Cloud on cash earned by felling ‘shade trees’
A senior leader of the Cha Bagan Trinamul Congress Mazdoor Union, the tea trade union of the party, has written to the district magistrates of three major tea producing districts of Bengal — Darjeeling, Jalpaiguri and Alipurduar — saying that a section of tea companies are selling shade trees and not utilising the proceeds for welfare of tea workers and their families like they should.
Trees are planted intermittently to provide shade to tea bushes. “The shade trees save bushes from the scorching sun and help retain the quality of tea leaves,” said a tea expert.
If any shade tree dries up or weakens, it is chopped off and a new sapling is planted.
“To cut a tree, they have to obtain permission from the state forest department,” the expert added.
This is where Prabhat Mukherjee, president of Cha Bagan Trinamul Congress Mazdoor Union, who has sent the letters to the district magistrates, have accused a section of tea estates. “While obtaining permission, tea companies confirm that the sale proceeds of the shade trees will be used for the welfare of the tea workers and their families. But in a number of gardens, even 10 per cent of the proceeds are not used for workers,” said Mukherjee.
The proceeds, he said, should be used for construction and repairing of workers’ quarters, clearing their old dues, among others. But according to Mukherjee, workers do not have any inkling as to how much money has been earned by selling the timber.
“We have found that workers in some of the estates are disgruntled because of such practice of the management. That is why we sought an intervention from the district magistrates. They should evolve a mechanism to confirm total transparency,” the senior trade union leader said.
Representatives of tea planters’ associations differed.
“The guidelines of the state government are strictly followed while felling the shade trees. Tea estates need to show utilisation certificates of the money earned by selling trees to the state forest department to obtain permit to transport the timber,” said Sanjay Bagchi, secretary, the Dooars branch of the Indian Tea Association.

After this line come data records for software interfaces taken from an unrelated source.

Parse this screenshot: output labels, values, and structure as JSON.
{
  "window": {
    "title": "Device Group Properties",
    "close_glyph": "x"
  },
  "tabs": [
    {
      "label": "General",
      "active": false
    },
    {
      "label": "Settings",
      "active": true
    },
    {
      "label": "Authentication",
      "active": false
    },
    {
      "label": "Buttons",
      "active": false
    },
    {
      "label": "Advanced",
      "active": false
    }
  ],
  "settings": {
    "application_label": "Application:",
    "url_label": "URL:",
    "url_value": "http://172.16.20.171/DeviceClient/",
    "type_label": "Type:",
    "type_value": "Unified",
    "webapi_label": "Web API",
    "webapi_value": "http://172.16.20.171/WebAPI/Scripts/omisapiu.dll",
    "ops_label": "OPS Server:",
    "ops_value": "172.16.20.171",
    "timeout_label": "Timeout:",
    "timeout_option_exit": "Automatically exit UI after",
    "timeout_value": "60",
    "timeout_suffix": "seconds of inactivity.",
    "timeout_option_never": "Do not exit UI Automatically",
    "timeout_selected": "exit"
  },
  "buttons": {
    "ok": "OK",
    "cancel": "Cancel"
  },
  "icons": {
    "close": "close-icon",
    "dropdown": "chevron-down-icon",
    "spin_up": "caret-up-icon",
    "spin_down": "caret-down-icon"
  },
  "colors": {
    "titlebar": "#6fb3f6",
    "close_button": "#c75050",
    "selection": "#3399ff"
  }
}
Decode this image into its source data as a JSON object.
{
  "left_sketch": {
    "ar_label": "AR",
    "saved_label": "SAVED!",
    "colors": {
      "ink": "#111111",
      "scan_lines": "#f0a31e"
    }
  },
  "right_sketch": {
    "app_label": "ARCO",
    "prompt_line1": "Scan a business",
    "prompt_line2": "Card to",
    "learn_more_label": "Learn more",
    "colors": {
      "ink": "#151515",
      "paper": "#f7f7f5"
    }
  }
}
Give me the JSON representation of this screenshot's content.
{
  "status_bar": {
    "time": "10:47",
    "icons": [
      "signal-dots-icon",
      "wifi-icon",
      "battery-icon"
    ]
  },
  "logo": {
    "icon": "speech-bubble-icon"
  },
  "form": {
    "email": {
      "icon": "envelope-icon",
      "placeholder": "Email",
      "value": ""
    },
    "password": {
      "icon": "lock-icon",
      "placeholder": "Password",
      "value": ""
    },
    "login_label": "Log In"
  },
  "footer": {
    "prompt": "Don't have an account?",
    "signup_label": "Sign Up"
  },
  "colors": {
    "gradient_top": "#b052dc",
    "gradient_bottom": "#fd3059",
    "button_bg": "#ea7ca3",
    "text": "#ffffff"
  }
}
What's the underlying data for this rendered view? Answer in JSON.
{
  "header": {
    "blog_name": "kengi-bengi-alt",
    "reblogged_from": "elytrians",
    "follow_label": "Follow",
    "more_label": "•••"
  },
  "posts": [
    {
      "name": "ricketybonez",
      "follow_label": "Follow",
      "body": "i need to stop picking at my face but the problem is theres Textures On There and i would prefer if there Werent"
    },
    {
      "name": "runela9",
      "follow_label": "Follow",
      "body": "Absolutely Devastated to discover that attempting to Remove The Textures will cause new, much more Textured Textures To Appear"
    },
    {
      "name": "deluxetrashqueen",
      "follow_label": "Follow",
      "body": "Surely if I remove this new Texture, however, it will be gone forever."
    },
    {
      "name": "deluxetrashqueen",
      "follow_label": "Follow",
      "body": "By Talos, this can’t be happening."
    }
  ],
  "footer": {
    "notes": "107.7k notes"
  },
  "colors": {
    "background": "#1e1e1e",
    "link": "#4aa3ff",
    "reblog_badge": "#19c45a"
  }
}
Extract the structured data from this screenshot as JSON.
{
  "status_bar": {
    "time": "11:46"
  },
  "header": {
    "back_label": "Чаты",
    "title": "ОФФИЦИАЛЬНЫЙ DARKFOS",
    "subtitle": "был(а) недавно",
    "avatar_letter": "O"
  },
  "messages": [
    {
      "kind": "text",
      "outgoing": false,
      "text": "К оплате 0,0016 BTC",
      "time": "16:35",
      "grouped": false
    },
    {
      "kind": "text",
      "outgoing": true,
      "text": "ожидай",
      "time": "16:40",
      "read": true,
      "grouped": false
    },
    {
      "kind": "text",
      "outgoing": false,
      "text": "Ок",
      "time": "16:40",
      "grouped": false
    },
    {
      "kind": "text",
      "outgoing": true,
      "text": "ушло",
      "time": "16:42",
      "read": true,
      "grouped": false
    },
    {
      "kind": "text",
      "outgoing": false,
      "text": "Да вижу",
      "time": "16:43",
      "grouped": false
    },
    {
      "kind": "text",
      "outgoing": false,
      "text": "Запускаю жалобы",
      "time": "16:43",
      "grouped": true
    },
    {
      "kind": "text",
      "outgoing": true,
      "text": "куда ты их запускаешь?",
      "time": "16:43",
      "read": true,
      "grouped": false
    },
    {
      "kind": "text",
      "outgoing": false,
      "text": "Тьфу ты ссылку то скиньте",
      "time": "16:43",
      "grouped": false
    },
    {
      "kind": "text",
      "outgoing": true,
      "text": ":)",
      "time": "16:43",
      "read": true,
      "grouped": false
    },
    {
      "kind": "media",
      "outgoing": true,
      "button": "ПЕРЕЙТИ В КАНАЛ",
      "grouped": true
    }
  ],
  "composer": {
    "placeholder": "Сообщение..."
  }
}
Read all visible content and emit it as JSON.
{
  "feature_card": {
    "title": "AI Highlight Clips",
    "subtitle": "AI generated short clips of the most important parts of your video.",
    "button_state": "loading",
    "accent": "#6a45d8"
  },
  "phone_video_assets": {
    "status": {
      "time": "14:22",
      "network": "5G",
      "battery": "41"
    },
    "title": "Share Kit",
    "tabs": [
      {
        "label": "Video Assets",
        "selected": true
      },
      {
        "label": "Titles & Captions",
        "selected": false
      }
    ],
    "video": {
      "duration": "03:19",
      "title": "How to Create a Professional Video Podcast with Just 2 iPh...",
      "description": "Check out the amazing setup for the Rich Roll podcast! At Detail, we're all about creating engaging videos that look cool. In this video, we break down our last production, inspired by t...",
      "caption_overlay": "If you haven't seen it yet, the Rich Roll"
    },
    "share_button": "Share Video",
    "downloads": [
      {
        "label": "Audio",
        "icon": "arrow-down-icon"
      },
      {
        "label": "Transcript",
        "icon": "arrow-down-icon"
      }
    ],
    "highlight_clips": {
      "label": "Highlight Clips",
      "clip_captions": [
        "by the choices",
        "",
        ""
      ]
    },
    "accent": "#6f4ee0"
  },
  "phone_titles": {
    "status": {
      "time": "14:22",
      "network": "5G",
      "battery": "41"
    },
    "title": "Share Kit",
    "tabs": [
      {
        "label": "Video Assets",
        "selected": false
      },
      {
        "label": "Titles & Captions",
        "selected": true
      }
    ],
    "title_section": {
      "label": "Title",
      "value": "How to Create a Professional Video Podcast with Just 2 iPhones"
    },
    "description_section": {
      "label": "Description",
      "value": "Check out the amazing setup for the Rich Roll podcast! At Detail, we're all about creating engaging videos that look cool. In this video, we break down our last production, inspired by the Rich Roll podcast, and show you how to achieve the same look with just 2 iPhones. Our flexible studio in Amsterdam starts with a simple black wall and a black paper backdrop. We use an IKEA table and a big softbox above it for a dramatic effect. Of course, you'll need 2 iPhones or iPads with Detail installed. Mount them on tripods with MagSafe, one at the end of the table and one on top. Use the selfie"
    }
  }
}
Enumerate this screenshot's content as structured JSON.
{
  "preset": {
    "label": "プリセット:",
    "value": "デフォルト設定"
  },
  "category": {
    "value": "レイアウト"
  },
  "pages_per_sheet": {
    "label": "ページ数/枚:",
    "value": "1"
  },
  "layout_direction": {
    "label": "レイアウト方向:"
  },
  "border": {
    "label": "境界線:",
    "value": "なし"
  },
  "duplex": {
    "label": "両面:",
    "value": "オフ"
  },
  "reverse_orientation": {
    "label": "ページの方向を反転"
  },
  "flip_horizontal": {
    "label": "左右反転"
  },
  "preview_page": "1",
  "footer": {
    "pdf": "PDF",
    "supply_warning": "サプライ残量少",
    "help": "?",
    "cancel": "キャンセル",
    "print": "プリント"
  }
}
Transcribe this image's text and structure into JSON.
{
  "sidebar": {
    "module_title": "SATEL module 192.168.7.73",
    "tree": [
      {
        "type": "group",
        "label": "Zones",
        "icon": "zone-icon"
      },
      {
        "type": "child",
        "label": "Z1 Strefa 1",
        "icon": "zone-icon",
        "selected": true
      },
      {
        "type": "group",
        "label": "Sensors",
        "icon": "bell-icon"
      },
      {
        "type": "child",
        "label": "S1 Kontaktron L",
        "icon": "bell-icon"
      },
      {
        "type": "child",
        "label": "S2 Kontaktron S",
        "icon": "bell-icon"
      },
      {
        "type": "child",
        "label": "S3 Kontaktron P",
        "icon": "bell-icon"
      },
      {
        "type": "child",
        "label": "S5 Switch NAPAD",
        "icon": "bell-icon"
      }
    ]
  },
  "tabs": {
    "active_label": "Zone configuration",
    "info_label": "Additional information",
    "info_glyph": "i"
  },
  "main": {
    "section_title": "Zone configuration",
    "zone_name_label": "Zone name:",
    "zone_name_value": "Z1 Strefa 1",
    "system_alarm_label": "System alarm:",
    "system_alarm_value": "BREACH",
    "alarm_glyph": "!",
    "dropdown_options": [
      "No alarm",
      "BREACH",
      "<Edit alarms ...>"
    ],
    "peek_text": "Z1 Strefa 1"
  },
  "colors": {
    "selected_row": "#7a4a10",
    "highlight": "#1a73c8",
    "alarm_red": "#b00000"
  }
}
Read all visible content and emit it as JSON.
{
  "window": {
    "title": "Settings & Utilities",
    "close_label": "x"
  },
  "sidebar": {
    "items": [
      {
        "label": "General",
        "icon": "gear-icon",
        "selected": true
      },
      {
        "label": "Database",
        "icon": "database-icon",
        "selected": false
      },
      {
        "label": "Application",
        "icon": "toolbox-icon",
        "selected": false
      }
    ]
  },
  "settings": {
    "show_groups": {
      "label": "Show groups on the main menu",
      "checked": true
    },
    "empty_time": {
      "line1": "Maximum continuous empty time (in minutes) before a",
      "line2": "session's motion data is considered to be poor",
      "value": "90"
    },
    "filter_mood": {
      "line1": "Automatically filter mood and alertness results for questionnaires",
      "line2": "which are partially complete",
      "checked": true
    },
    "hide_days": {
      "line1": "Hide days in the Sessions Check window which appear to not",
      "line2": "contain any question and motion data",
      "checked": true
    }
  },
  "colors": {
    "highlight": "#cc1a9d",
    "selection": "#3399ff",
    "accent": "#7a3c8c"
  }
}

A senior manager at a tea estate in the Dooars said the fund is used for various purposes, ranging from construction and repair of roads, bridges and crèche to purchase of materials for sports. “Such spends also come under workers’ welfare,” he said.